Entries from a dataset of interfaces
⟨
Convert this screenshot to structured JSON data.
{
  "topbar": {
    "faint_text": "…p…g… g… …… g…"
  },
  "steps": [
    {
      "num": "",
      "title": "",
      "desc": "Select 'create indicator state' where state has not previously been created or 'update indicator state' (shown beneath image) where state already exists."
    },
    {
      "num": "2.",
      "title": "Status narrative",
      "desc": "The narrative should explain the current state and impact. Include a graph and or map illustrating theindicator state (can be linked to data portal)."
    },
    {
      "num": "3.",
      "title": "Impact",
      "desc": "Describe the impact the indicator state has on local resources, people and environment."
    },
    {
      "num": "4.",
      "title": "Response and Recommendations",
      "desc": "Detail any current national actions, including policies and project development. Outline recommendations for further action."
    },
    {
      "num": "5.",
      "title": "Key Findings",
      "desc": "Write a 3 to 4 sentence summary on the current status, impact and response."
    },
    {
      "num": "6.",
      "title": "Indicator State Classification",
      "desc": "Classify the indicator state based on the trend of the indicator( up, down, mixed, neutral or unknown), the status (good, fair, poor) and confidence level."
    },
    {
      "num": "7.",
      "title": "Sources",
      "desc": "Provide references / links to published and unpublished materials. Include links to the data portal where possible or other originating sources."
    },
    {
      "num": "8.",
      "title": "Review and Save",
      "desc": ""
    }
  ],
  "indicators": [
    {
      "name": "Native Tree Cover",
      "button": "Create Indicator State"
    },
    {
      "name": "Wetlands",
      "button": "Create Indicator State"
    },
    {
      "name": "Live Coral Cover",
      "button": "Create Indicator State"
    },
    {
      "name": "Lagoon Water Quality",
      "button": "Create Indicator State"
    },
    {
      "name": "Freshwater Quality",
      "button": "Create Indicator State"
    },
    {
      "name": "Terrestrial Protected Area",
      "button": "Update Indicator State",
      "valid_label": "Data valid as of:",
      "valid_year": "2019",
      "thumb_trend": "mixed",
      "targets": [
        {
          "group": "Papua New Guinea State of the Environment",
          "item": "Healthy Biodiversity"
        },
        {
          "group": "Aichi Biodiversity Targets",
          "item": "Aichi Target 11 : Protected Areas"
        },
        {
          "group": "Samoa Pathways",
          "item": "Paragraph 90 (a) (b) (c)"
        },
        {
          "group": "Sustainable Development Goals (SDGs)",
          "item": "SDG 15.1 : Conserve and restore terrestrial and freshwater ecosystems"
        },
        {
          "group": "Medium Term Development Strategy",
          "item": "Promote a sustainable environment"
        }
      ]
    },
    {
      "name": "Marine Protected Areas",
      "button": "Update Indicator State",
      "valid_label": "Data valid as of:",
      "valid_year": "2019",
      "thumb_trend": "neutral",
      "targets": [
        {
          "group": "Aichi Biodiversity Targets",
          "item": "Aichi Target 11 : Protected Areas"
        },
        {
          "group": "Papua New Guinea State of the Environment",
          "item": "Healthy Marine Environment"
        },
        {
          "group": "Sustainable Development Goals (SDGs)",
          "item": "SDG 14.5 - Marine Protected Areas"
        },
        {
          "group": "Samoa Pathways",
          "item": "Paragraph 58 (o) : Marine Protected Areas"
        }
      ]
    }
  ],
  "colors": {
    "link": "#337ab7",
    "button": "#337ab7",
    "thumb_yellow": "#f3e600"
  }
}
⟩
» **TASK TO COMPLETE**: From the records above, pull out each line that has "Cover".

» **SOLVED PROBLEM**:
      "name": "Native Tree Cover",
      "name": "Live Coral Cover",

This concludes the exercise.